*** EXTRACTED MATERIAL ***

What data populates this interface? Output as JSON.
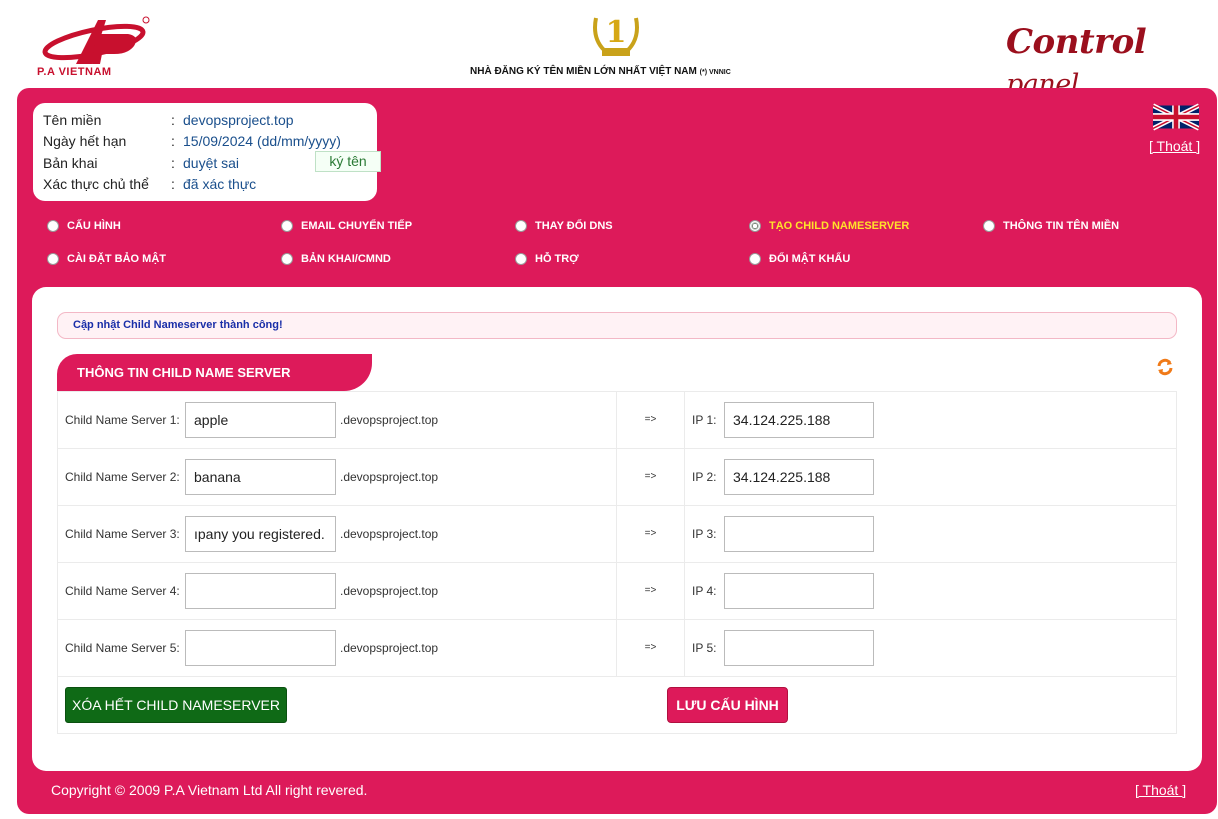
{
  "header": {
    "logo_text": "P.A VIETNAM",
    "award_numeral": "1",
    "tagline": "NHÀ ĐĂNG KÝ TÊN MIỀN LỚN NHẤT VIỆT NAM",
    "tagline_suffix": "(*) VNNIC",
    "cp_word1": "Control",
    "cp_word2": "panel"
  },
  "domain_info": {
    "rows": [
      {
        "label": "Tên miền",
        "sep": ":",
        "value": "devopsproject.top"
      },
      {
        "label": "Ngày hết hạn",
        "sep": ":",
        "value": "15/09/2024 (dd/mm/yyyy)"
      },
      {
        "label": "Bản khai",
        "sep": ":",
        "value": "duyệt sai"
      },
      {
        "label": "Xác thực chủ thể",
        "sep": ":",
        "value": "đã xác thực"
      }
    ],
    "sign_label": "ký tên"
  },
  "logout_label": "[ Thoát ]",
  "menu": [
    {
      "label": "CẤU HÌNH",
      "active": false
    },
    {
      "label": "EMAIL CHUYỂN TIẾP",
      "active": false
    },
    {
      "label": "THAY ĐỔI DNS",
      "active": false
    },
    {
      "label": "TẠO CHILD NAMESERVER",
      "active": true
    },
    {
      "label": "THÔNG TIN TÊN MIỀN",
      "active": false
    },
    {
      "label": "CÀI ĐẶT BẢO MẬT",
      "active": false
    },
    {
      "label": "BẢN KHAI/CMND",
      "active": false
    },
    {
      "label": "HỖ TRỢ",
      "active": false
    },
    {
      "label": "ĐỔI MẬT KHẨU",
      "active": false
    }
  ],
  "notice": "Cập nhật Child Nameserver thành công!",
  "section_title": "THÔNG TIN CHILD NAME SERVER",
  "domain_suffix": ".devopsproject.top",
  "arrow": "=>",
  "rows": [
    {
      "label": "Child Name Server 1:",
      "name": "apple",
      "ip_label": "IP 1:",
      "ip": "34.124.225.188"
    },
    {
      "label": "Child Name Server 2:",
      "name": "banana",
      "ip_label": "IP 2:",
      "ip": "34.124.225.188"
    },
    {
      "label": "Child Name Server 3:",
      "name": "ıpany you registered.",
      "ip_label": "IP 3:",
      "ip": ""
    },
    {
      "label": "Child Name Server 4:",
      "name": "",
      "ip_label": "IP 4:",
      "ip": ""
    },
    {
      "label": "Child Name Server 5:",
      "name": "",
      "ip_label": "IP 5:",
      "ip": ""
    }
  ],
  "buttons": {
    "clear": "XÓA HẾT CHILD NAMESERVER",
    "save": "LƯU CẤU HÌNH"
  },
  "footer": "Copyright © 2009 P.A Vietnam Ltd All right revered.",
  "colors": {
    "brand": "#dd1a5a",
    "active_menu": "#ffe32a",
    "clear_button": "#0f6a16",
    "link": "#1a4f8c"
  }
}
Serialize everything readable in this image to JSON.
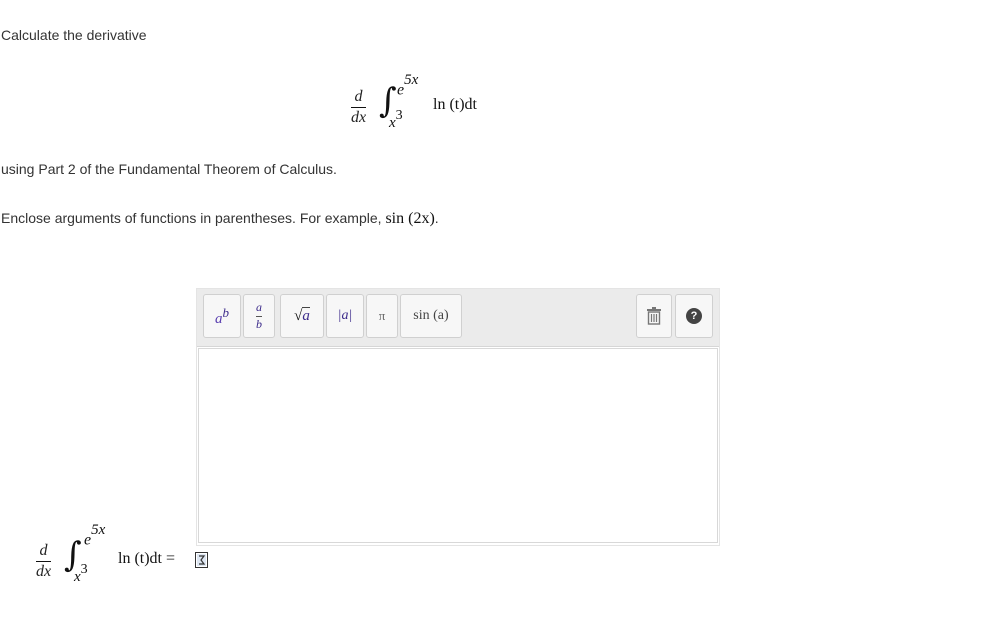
{
  "problem": {
    "instruction": "Calculate the derivative",
    "using_text": "using Part 2 of the Fundamental Theorem of Calculus.",
    "enclose_prefix": "Enclose arguments of functions in parentheses. For example, ",
    "enclose_example": "sin (2x)",
    "enclose_suffix": "."
  },
  "formula": {
    "d_numerator": "d",
    "d_denominator": "dx",
    "upper_limit_base": "e",
    "upper_limit_exp": "5x",
    "lower_limit_base": "x",
    "lower_limit_exp": "3",
    "integrand": "ln (t)dt",
    "equals": "="
  },
  "toolbar": {
    "power_label": "a^b",
    "fraction_num": "a",
    "fraction_den": "b",
    "sqrt_label": "a",
    "abs_label": "|a|",
    "pi_label": "π",
    "sin_label": "sin (a)",
    "help_label": "?"
  },
  "answer": {
    "value": ""
  }
}
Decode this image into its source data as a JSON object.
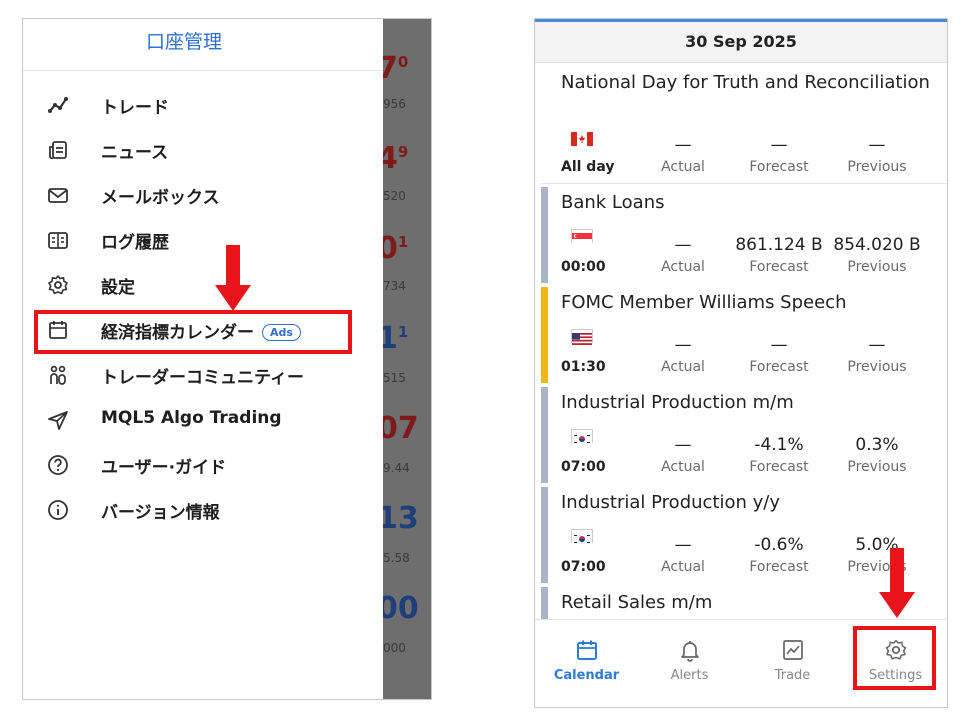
{
  "drawer": {
    "title": "口座管理",
    "items": [
      {
        "label": "トレード",
        "icon": "trade-chart-icon"
      },
      {
        "label": "ニュース",
        "icon": "news-icon"
      },
      {
        "label": "メールボックス",
        "icon": "mail-icon"
      },
      {
        "label": "ログ履歴",
        "icon": "log-history-icon"
      },
      {
        "label": "設定",
        "icon": "gear-icon"
      },
      {
        "label": "経済指標カレンダー",
        "icon": "calendar-icon",
        "badge": "Ads",
        "highlighted": true
      },
      {
        "label": "トレーダーコミュニティー",
        "icon": "community-icon"
      },
      {
        "label": "MQL5 Algo Trading",
        "icon": "send-icon"
      },
      {
        "label": "ユーザー·ガイド",
        "icon": "help-icon"
      },
      {
        "label": "バージョン情報",
        "icon": "info-icon"
      }
    ]
  },
  "background_quotes": [
    {
      "big": "7",
      "sup": "0",
      "small": "956",
      "color": "red"
    },
    {
      "big": "4",
      "sup": "9",
      "small": "520",
      "color": "red"
    },
    {
      "big": "0",
      "sup": "1",
      "small": "734",
      "color": "red"
    },
    {
      "big": "1",
      "sup": "1",
      "small": "515",
      "color": "blue"
    },
    {
      "big": "07",
      "sup": "",
      "small": "9.44",
      "color": "red"
    },
    {
      "big": "13",
      "sup": "",
      "small": "5.58",
      "color": "blue"
    },
    {
      "big": "00",
      "sup": "",
      "small": "000",
      "color": "blue"
    }
  ],
  "calendar": {
    "date": "30 Sep 2025",
    "captions": {
      "actual": "Actual",
      "forecast": "Forecast",
      "previous": "Previous"
    },
    "events": [
      {
        "name": "National Day for Truth and Reconciliation",
        "country": "canada-flag-icon",
        "time": "All day",
        "actual": "—",
        "forecast": "—",
        "previous": "—",
        "importance_color": "#ffffff"
      },
      {
        "name": "Bank Loans",
        "country": "singapore-flag-icon",
        "time": "00:00",
        "actual": "—",
        "forecast": "861.124 B",
        "previous": "854.020 B",
        "importance_color": "#a9b4c6"
      },
      {
        "name": "FOMC Member Williams Speech",
        "country": "usa-flag-icon",
        "time": "01:30",
        "actual": "—",
        "forecast": "—",
        "previous": "—",
        "importance_color": "#f2b61b"
      },
      {
        "name": "Industrial Production m/m",
        "country": "south-korea-flag-icon",
        "time": "07:00",
        "actual": "—",
        "forecast": "-4.1%",
        "previous": "0.3%",
        "importance_color": "#a9b4c6"
      },
      {
        "name": "Industrial Production y/y",
        "country": "south-korea-flag-icon",
        "time": "07:00",
        "actual": "—",
        "forecast": "-0.6%",
        "previous": "5.0%",
        "importance_color": "#a9b4c6"
      },
      {
        "name": "Retail Sales m/m",
        "country": "",
        "time": "",
        "actual": "",
        "forecast": "",
        "previous": "",
        "importance_color": "#a9b4c6"
      }
    ]
  },
  "tabbar": {
    "tabs": [
      {
        "label": "Calendar",
        "icon": "calendar-icon",
        "active": true
      },
      {
        "label": "Alerts",
        "icon": "bell-icon",
        "active": false
      },
      {
        "label": "Trade",
        "icon": "trade-chart-icon",
        "active": false
      },
      {
        "label": "Settings",
        "icon": "gear-icon",
        "active": false,
        "highlighted": true
      }
    ]
  },
  "colors": {
    "accent": "#2f7ad6",
    "highlight": "#e8141a"
  }
}
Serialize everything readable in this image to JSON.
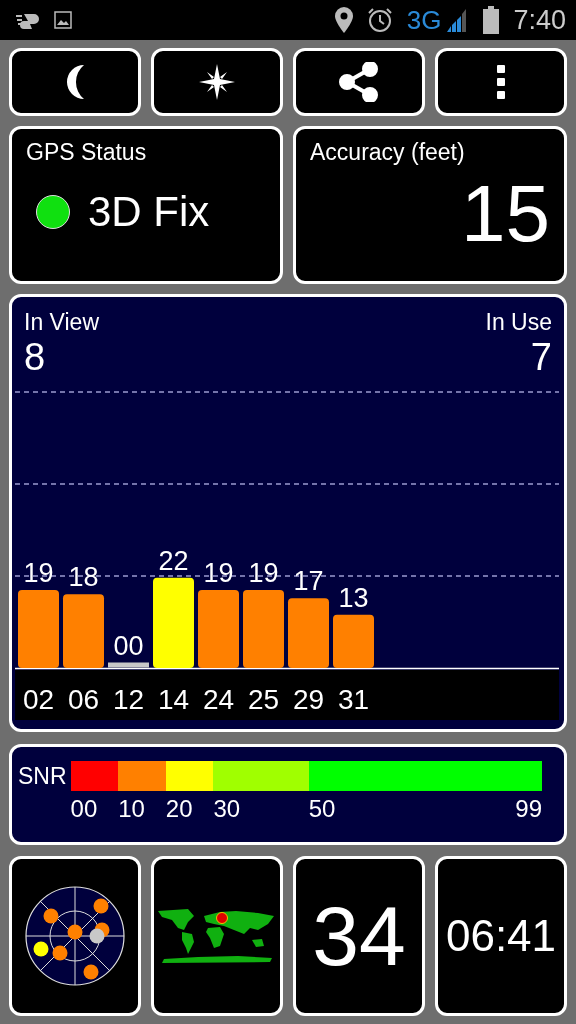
{
  "status_bar": {
    "network": "3G",
    "time": "7:40"
  },
  "toolbar": {
    "buttons": [
      {
        "kind": "night"
      },
      {
        "kind": "compass"
      },
      {
        "kind": "share"
      },
      {
        "kind": "more"
      }
    ]
  },
  "gps_status": {
    "label": "GPS Status",
    "value": "3D Fix",
    "color": "#10e010"
  },
  "accuracy": {
    "label": "Accuracy (feet)",
    "value": "15"
  },
  "satellites": {
    "in_view_label": "In View",
    "in_view": "8",
    "in_use_label": "In Use",
    "in_use": "7",
    "chart_data": {
      "type": "bar",
      "categories": [
        "02",
        "06",
        "12",
        "14",
        "24",
        "25",
        "29",
        "31"
      ],
      "values": [
        19,
        18,
        0,
        22,
        19,
        19,
        17,
        13
      ],
      "value_labels": [
        "19",
        "18",
        "00",
        "22",
        "19",
        "19",
        "17",
        "13"
      ]
    }
  },
  "snr_legend": {
    "label": "SNR",
    "segments": [
      {
        "label": "00",
        "color": "#ff0000"
      },
      {
        "label": "10",
        "color": "#ff8000"
      },
      {
        "label": "20",
        "color": "#ffff00"
      },
      {
        "label": "30",
        "color": "#a0ff00"
      },
      {
        "label": "50",
        "color": "#00ff00"
      }
    ],
    "end_label": "99"
  },
  "tiles": [
    {
      "kind": "radar"
    },
    {
      "kind": "map"
    },
    {
      "kind": "number",
      "text": "34"
    },
    {
      "kind": "clock",
      "text": "06:41"
    }
  ]
}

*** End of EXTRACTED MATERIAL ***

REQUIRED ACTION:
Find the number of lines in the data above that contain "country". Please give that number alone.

ANSWER TO THIS TASK:
6